▶ _Component data from apps and pages_
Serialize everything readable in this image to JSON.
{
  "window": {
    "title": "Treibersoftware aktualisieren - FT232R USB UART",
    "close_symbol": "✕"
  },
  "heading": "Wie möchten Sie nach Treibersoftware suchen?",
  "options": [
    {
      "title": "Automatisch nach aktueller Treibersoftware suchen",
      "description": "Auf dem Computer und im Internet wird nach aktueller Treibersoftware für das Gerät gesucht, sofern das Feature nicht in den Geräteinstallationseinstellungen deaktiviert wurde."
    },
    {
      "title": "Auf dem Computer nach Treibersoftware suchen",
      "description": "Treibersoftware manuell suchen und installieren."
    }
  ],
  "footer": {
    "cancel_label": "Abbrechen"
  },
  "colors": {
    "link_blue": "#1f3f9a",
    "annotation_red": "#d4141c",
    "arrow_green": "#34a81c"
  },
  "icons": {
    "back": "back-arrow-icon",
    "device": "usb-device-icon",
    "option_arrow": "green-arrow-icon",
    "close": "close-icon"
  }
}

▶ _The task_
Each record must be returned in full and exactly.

▶ _Response_
Serialize everything readable in this image to JSON.
{
  "window": {
    "title": "Treibersoftware aktualisieren - FT232R USB UART",
    "close_symbol": "✕"
  },
  "heading": "Wie möchten Sie nach Treibersoftware suchen?",
  "options": [
    {
      "title": "Automatisch nach aktueller Treibersoftware suchen",
      "description": "Auf dem Computer und im Internet wird nach aktueller Treibersoftware für das Gerät gesucht, sofern das Feature nicht in den Geräteinstallationseinstellungen deaktiviert wurde."
    },
    {
      "title": "Auf dem Computer nach Treibersoftware suchen",
      "description": "Treibersoftware manuell suchen und installieren."
    }
  ],
  "footer": {
    "cancel_label": "Abbrechen"
  },
  "colors": {
    "link_blue": "#1f3f9a",
    "annotation_red": "#d4141c",
    "arrow_green": "#34a81c"
  },
  "icons": {
    "back": "back-arrow-icon",
    "device": "usb-device-icon",
    "option_arrow": "green-arrow-icon",
    "close": "close-icon"
  }
}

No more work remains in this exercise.